Jack Kemp, RIP

His enthusiasm and optimism defined what conservatism meant for the generation after Reagan. He was one of the few idealists who saw his ideas turn into practical, workable, government policies. He was a natural leader, a visionary, a tireless proponent of a kind of conservatism that has fallen out of favor recently but that still resonates with many in the Reagan generation.

Jack Kemp was not taken seriously at first. A former jock, jokes about "one too many hits on the football field" were common. But eventually, his infectious enthusiasm and the fact that a president of the United States embraced his ideas convinced even dyed in the wool skeptics of his intellectual heft.

The former Buffalo Bills quarterback, long serving Congressman, and one-time GOP vice presidential candidate died yesterday at the age of 73.

This very nice obit by Patricia Sullivan in the Washington Post has this to say about Kemp's personae:
Football experiences, including rejections encountered by black players in New Orleans for the 1965 AFL All-Star game, fostered Mr. Kemp's recognition that the GOP needed to become more inclusive.

As a Republican congressman, he defied conservatives by pushing sanctions against South Africa. As HUD chief, he put the interests of poor tenants over housing developers. And as a vice presidential nominee, he campaigned hard for African American votes his ticket had little hope of winning.

It is good to recall that when Kemp first proposed "enterprise zones" in big cities where businesses who agreed to move into distressed areas were given tax breaks and infrastructure incentives was, at first, laughed off as conservative nonsense. The fact that today, every major city has adopted the concept to one degree or another is a testament to the visionary nature of Kemp's ideas.

I met Jack Kemp back in the early 1980's as his ideas moved from the drawing board to public policy. His enthusiasm was so obviously genuine, you couldn't help but get caught up in his vision. Of all the politicians I have heard, Kemp and Newt Gingrich had the ability to inspire by the power of their ideas alone. Both of those men possessed a messianic sense of mission when it came to turning their ideas into practical policy.

A good and decent man who helped change the world is gone. Irreplaceable and irrepressible - two words that describe both the man and his ideas.

 



His enthusiasm and optimism defined what conservatism meant for the generation after Reagan. He was one of the few idealists who saw his ideas turn into practical, workable, government policies. He was a natural leader, a visionary, a tireless proponent of a kind of conservatism that has fallen out of favor recently but that still resonates with many in the Reagan generation.

Jack Kemp was not taken seriously at first. A former jock, jokes about "one too many hits on the football field" were common. But eventually, his infectious enthusiasm and the fact that a president of the United States embraced his ideas convinced even dyed in the wool skeptics of his intellectual heft.

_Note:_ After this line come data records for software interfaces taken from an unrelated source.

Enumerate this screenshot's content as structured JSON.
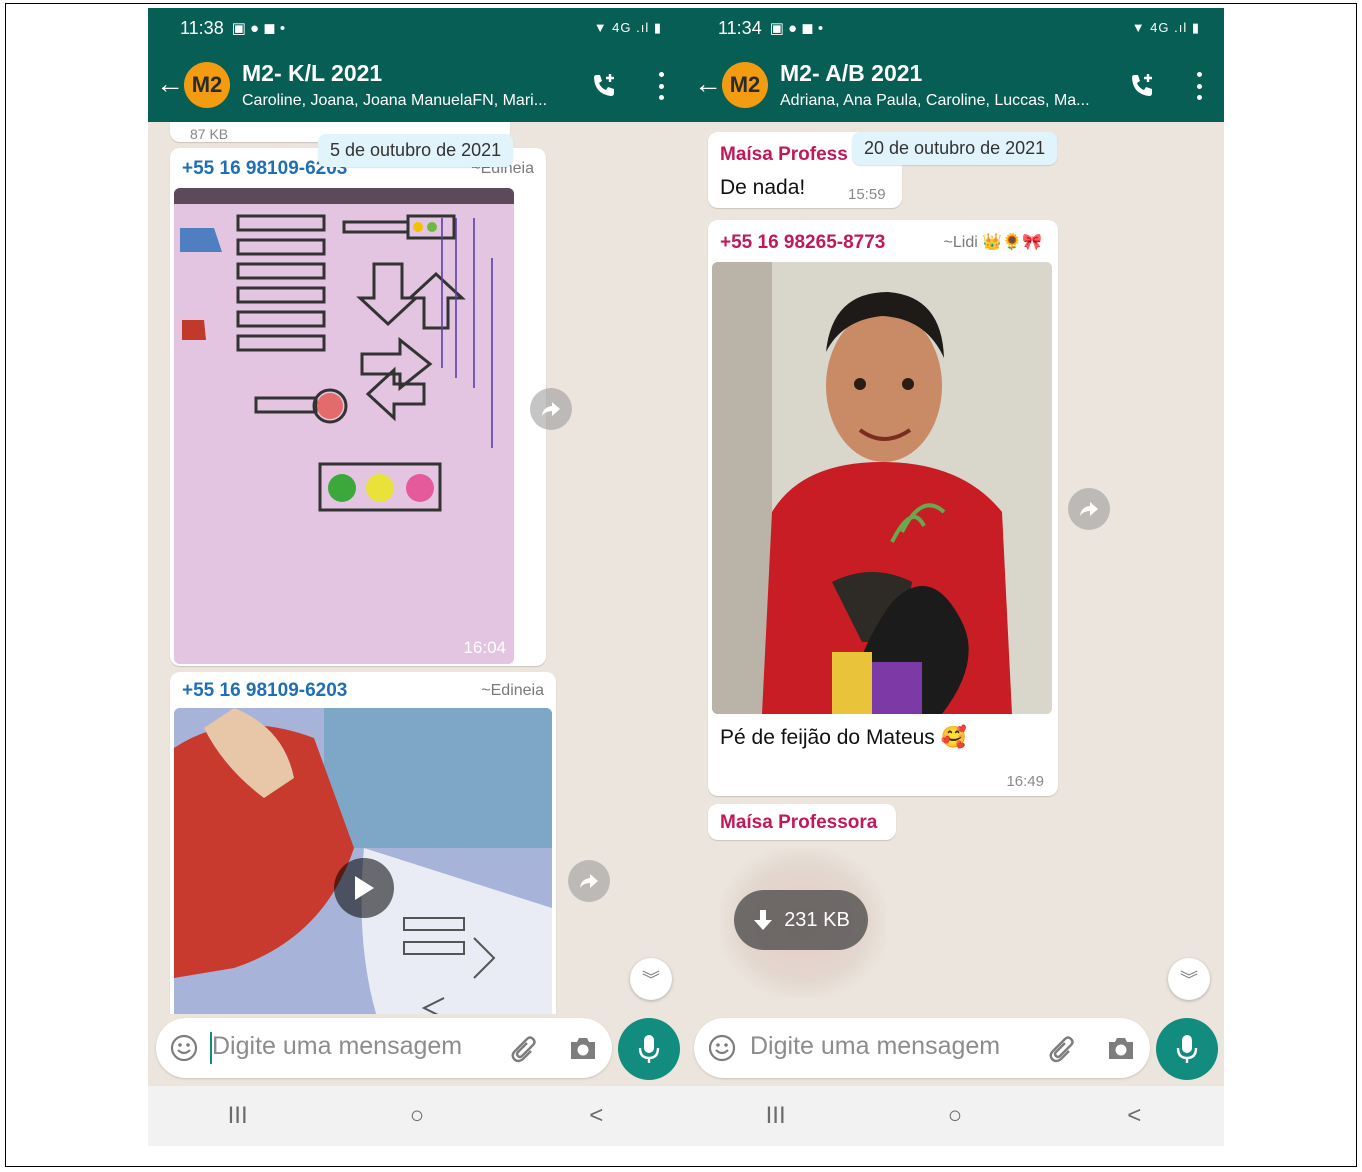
{
  "colors": {
    "header": "#075e54",
    "accent": "#128c7e",
    "chat_bg": "#ece5dd",
    "date_chip": "#e1f3fb",
    "avatar": "#f39c12",
    "sender_blue": "#1f6fb5",
    "sender_pink": "#c2185b"
  },
  "left": {
    "status": {
      "time": "11:38",
      "icons": "▣ ● ◼ •",
      "right": "▼ 4G .ıl ▮"
    },
    "header": {
      "avatar": "M2",
      "title": "M2- K/L 2021",
      "subtitle": "Caroline, Joana, Joana ManuelaFN, Mari..."
    },
    "date_chip": "5 de outubro de 2021",
    "prev_size": "87 KB",
    "msg1": {
      "sender": "+55 16 98109-6203",
      "alias": "~Edineia",
      "time": "16:04"
    },
    "msg2": {
      "sender": "+55 16 98109-6203",
      "alias": "~Edineia"
    },
    "input_placeholder": "Digite uma mensagem"
  },
  "right": {
    "status": {
      "time": "11:34",
      "icons": "▣ ● ◼ •",
      "right": "▼ 4G .ıl ▮"
    },
    "header": {
      "avatar": "M2",
      "title": "M2- A/B 2021",
      "subtitle": "Adriana, Ana Paula, Caroline, Luccas, Ma..."
    },
    "date_chip": "20 de outubro de 2021",
    "msg0": {
      "sender": "Maísa Profess",
      "text": "De nada!",
      "time": "15:59"
    },
    "msg1": {
      "sender": "+55 16 98265-8773",
      "alias": "~Lidi 👑🌻🎀",
      "caption": "Pé de feijão do Mateus 🥰",
      "time": "16:49"
    },
    "msg2": {
      "sender": "Maísa Professora",
      "download_size": "231 KB"
    },
    "input_placeholder": "Digite uma mensagem"
  },
  "nav": {
    "recents": "III",
    "home": "○",
    "back": "<"
  }
}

The former Buffalo Bills quarterback, long serving Congressman, and one-time GOP vice presidential candidate died yesterday at the age of 73.

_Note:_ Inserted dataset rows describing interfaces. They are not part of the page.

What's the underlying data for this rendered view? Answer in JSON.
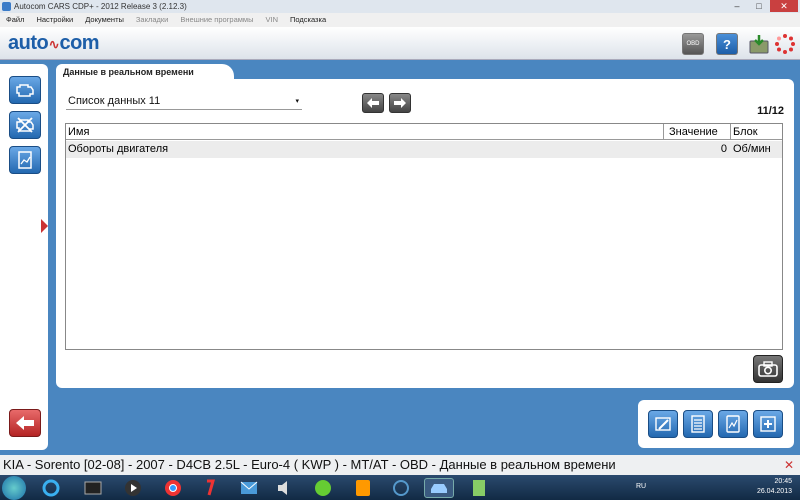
{
  "window": {
    "title": "Autocom CARS CDP+ - 2012 Release 3 (2.12.3)",
    "controls": {
      "minimize": "–",
      "maximize": "□",
      "close": "✕"
    }
  },
  "menu": {
    "items": [
      "Файл",
      "Настройки",
      "Документы",
      "Закладки",
      "Внешние программы",
      "VIN",
      "Подсказка"
    ]
  },
  "brand": {
    "logo_left": "auto",
    "logo_mid": "∿",
    "logo_right": "com"
  },
  "toolbar": {
    "obd_label": "OBD",
    "help_label": "?"
  },
  "tab": {
    "title": "Данные в реальном времени"
  },
  "dropdown": {
    "selected": "Список данных 11",
    "caret": "▾"
  },
  "counter": "11/12",
  "table": {
    "columns": {
      "name": "Имя",
      "value": "Значение",
      "unit": "Блок"
    },
    "rows": [
      {
        "name": "Обороты двигателя",
        "value": "0",
        "unit": "Об/мин"
      }
    ]
  },
  "status": {
    "vehicle": "KIA - Sorento [02-08] - 2007 - D4CB 2.5L - Euro-4 ( KWP ) - MT/AT - OBD - Данные в реальном времени",
    "close": "✕"
  },
  "taskbar": {
    "lang": "RU",
    "time": "20:45",
    "date": "26.04.2013"
  },
  "colors": {
    "background": "#4a86c0",
    "accent_blue": "#2368b0",
    "back_red": "#c33333"
  }
}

This very nice obit by Patricia Sullivan in the Washington Post has this to say about Kemp's personae:

Football experiences, including rejections encountered by black players in New Orleans for the 1965 AFL All-Star game, fostered Mr. Kemp's recognition that the GOP needed to become more inclusive.

As a Republican congressman, he defied conservatives by pushing sanctions against South Africa. As HUD chief, he put the interests of poor tenants over housing developers. And as a vice presidential nominee, he campaigned hard for African American votes his ticket had little hope of winning.

It is good to recall that when Kemp first proposed "enterprise zones" in big cities where businesses who agreed to move into distressed areas were given tax breaks and infrastructure incentives was, at first, laughed off as conservative nonsense. The fact that today, every major city has adopted the concept to one degree or another is a testament to the visionary nature of Kemp's ideas.

I met Jack Kemp back in the early 1980's as his ideas moved from the drawing board to public policy. His enthusiasm was so obviously genuine, you couldn't help but get caught up in his vision. Of all the politicians I have heard, Kemp and Newt Gingrich had the ability to inspire by the power of their ideas alone. Both of those men possessed a messianic sense of mission when it came to turning their ideas into practical policy.

A good and decent man who helped change the world is gone. Irreplaceable and irrepressible - two words that describe both the man and his ideas.